## [Your assignment]
Write out the entries below exactly as they stand. Skip every image.

## [Input data]
-=-=-
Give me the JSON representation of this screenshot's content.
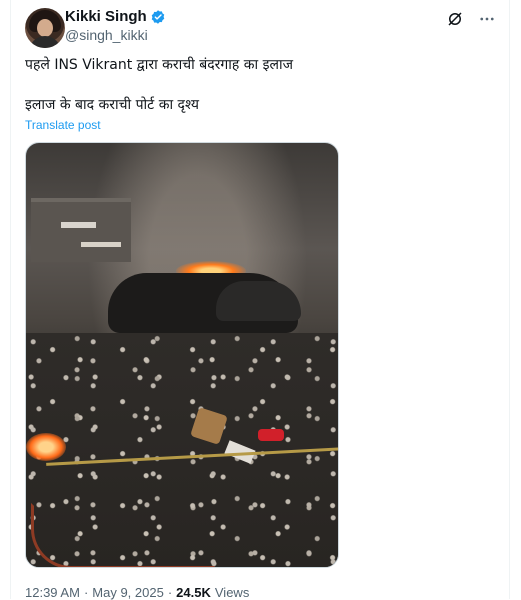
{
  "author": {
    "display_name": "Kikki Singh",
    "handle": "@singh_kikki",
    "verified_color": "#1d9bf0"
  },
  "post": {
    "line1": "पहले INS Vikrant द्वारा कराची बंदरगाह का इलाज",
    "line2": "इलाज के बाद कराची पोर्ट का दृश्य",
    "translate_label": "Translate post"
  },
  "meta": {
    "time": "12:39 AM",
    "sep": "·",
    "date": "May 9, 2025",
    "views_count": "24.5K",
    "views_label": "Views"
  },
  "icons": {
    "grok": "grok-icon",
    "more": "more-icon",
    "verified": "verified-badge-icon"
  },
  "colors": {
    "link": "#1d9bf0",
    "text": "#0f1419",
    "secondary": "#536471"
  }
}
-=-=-
## [Task response]
Give me the JSON representation of this screenshot's content.
{
  "author": {
    "display_name": "Kikki Singh",
    "handle": "@singh_kikki",
    "verified_color": "#1d9bf0"
  },
  "post": {
    "line1": "पहले INS Vikrant द्वारा कराची बंदरगाह का इलाज",
    "line2": "इलाज के बाद कराची पोर्ट का दृश्य",
    "translate_label": "Translate post"
  },
  "meta": {
    "time": "12:39 AM",
    "sep": "·",
    "date": "May 9, 2025",
    "views_count": "24.5K",
    "views_label": "Views"
  },
  "icons": {
    "grok": "grok-icon",
    "more": "more-icon",
    "verified": "verified-badge-icon"
  },
  "colors": {
    "link": "#1d9bf0",
    "text": "#0f1419",
    "secondary": "#536471"
  }
}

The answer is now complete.